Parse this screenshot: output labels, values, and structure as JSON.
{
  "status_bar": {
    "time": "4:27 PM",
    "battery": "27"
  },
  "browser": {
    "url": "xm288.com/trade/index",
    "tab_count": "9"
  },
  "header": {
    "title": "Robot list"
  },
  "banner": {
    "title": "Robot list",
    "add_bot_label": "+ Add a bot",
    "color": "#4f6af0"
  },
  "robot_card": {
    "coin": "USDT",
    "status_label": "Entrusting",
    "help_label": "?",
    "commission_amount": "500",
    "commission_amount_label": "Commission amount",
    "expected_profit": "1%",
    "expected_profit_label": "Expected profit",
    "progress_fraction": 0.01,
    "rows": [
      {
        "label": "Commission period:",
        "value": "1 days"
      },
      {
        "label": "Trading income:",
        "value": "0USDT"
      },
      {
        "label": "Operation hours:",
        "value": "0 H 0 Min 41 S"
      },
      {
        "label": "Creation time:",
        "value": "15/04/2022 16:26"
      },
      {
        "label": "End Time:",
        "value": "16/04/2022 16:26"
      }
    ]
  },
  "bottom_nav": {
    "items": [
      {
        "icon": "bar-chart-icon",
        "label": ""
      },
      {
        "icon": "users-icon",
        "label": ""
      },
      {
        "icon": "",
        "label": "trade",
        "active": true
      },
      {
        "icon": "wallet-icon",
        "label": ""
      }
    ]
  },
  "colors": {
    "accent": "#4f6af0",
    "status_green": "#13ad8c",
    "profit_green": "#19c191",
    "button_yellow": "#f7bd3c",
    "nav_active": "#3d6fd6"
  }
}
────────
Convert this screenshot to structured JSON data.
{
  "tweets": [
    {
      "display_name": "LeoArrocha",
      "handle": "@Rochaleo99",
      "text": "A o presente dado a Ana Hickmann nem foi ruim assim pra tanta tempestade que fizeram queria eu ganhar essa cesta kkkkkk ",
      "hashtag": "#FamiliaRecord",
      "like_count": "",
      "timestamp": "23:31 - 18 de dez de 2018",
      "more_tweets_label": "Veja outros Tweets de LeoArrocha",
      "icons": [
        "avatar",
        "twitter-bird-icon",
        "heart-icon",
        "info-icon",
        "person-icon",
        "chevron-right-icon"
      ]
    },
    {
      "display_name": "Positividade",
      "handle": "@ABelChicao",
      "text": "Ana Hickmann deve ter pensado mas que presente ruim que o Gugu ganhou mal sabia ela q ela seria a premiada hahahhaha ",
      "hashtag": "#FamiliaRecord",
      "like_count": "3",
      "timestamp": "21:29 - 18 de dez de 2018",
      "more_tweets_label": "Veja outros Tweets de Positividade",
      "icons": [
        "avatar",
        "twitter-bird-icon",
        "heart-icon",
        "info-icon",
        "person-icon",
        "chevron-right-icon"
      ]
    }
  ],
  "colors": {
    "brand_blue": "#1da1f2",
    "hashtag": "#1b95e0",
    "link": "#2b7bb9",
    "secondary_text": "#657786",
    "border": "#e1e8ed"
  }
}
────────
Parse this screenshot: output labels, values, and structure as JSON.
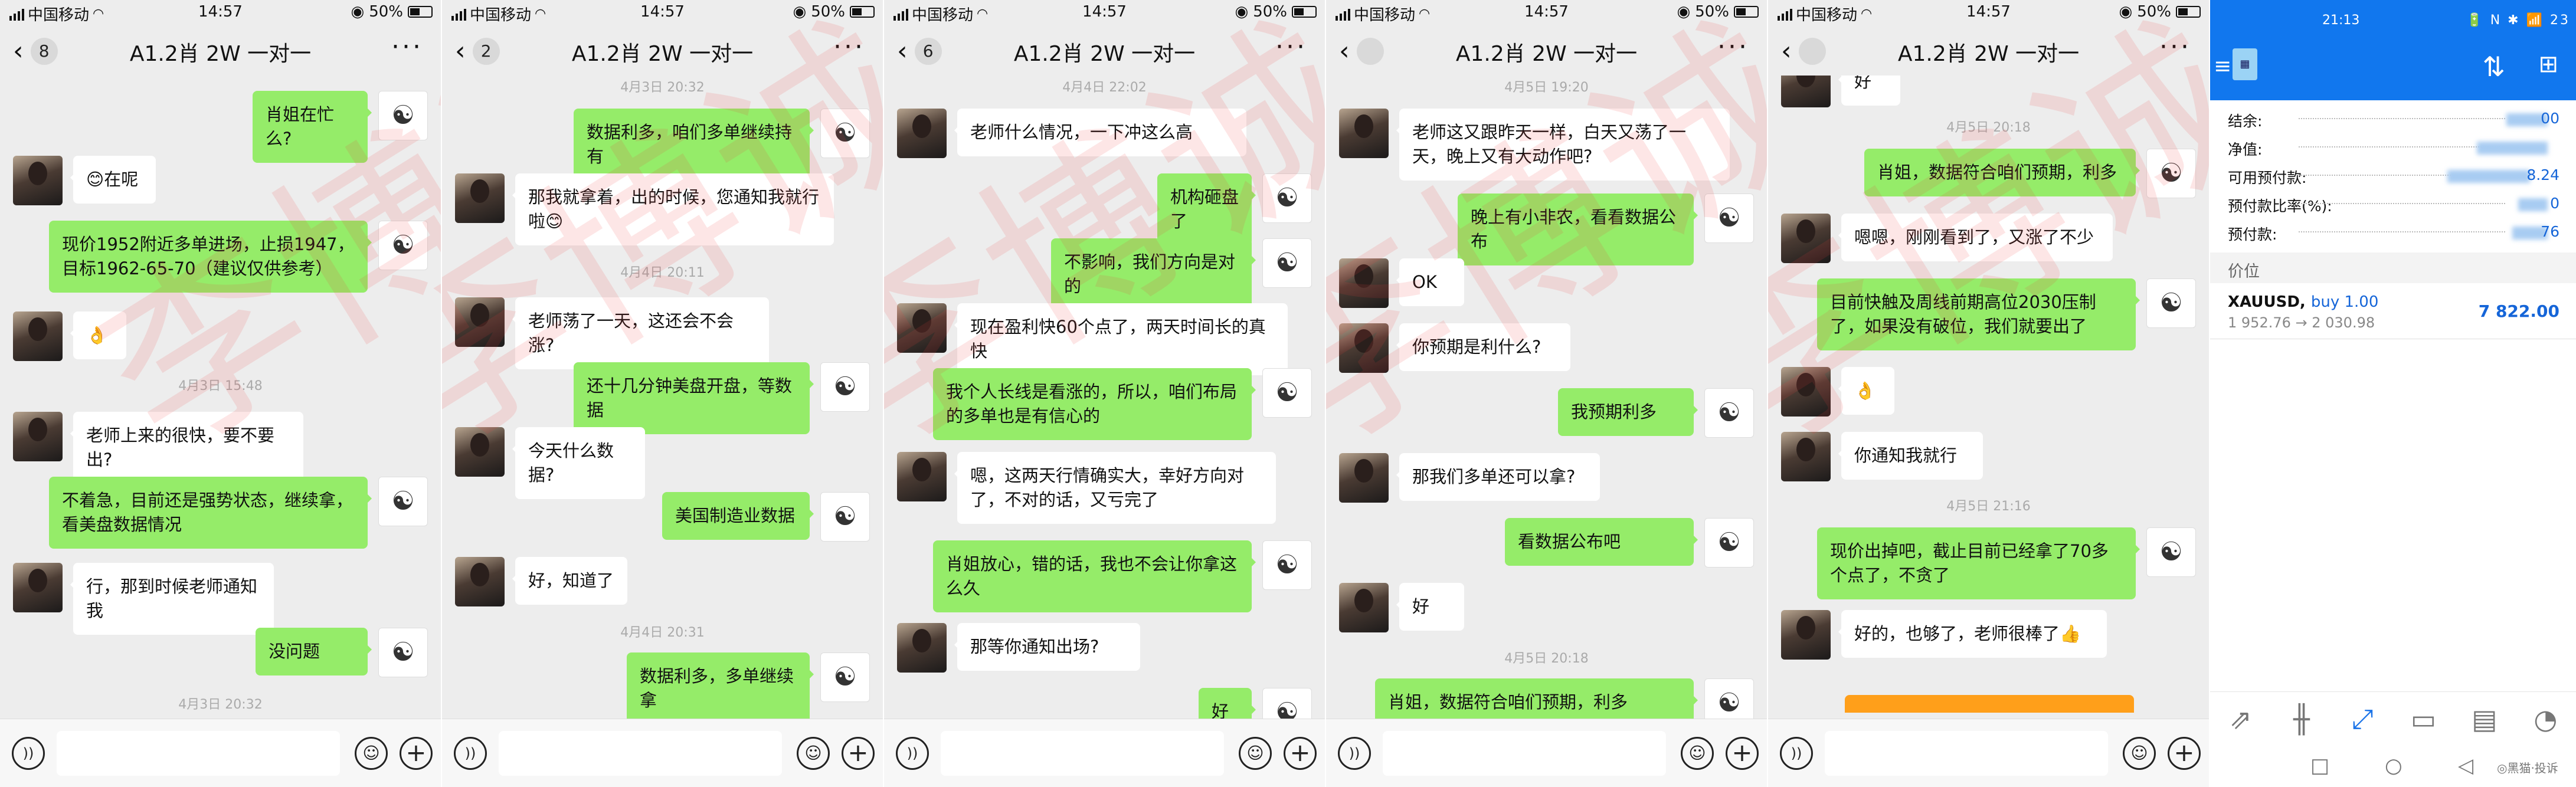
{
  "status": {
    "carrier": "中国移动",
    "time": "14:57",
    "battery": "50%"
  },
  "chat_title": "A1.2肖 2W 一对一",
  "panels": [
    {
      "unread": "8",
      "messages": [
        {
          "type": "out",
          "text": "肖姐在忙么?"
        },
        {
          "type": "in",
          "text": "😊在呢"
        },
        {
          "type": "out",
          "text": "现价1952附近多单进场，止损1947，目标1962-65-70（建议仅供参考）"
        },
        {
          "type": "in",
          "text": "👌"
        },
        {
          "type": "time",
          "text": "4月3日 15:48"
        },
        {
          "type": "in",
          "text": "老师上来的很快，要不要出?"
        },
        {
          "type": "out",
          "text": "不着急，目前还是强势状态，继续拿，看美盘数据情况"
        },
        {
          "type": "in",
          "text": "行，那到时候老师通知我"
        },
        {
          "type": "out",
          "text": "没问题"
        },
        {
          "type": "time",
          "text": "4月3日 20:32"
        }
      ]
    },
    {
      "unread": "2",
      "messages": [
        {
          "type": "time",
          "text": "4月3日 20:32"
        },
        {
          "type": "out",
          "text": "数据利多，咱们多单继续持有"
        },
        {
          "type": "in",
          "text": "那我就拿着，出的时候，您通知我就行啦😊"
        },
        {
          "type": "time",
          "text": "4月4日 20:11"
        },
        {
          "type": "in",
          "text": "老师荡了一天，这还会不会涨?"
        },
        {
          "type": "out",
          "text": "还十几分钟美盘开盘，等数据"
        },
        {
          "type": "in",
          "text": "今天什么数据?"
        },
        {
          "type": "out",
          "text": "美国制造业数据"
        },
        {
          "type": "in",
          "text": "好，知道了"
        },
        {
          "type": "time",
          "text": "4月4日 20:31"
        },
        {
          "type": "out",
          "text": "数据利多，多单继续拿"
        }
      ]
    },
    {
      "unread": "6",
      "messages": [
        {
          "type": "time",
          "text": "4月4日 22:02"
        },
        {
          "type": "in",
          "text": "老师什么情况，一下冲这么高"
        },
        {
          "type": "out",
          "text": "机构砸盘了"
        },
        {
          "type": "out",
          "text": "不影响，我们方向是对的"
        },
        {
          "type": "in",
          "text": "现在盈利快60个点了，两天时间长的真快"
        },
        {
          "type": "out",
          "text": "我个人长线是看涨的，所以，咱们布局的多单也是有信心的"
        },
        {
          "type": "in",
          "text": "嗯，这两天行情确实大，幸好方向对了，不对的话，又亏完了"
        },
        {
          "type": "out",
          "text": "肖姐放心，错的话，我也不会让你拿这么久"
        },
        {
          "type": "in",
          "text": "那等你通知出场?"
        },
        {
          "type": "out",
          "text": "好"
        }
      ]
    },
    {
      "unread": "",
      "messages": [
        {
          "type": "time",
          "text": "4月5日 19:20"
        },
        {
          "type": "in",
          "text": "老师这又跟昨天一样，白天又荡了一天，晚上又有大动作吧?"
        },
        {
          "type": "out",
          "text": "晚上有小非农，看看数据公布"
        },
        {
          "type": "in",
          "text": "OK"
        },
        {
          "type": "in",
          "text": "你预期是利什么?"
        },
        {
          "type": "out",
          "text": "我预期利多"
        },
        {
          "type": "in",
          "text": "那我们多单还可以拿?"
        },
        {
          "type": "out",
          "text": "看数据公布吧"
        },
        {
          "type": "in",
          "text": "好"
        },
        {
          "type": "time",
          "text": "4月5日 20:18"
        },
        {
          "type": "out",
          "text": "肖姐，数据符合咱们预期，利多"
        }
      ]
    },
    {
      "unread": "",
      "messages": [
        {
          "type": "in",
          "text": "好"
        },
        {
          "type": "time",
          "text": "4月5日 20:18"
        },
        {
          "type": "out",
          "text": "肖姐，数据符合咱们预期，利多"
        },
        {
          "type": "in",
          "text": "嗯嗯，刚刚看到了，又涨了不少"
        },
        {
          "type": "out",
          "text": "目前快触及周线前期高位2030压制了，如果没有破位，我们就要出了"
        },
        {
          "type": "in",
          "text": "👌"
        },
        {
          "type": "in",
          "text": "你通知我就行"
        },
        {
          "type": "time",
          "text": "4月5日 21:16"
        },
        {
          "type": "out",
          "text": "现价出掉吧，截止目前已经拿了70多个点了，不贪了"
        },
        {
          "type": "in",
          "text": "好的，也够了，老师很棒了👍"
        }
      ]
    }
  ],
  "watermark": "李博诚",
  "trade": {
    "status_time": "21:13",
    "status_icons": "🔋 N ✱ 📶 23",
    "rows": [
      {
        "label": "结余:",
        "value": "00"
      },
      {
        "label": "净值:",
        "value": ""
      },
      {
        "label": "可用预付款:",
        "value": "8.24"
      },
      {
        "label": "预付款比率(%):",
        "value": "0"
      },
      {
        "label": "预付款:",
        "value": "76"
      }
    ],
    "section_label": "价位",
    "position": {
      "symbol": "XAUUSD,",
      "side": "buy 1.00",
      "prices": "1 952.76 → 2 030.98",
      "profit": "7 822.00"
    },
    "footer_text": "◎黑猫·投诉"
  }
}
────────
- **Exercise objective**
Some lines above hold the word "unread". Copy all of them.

- **Task response**
      "unread": "8",
      "unread": "2",
      "unread": "6",
      "unread": "",
      "unread": "",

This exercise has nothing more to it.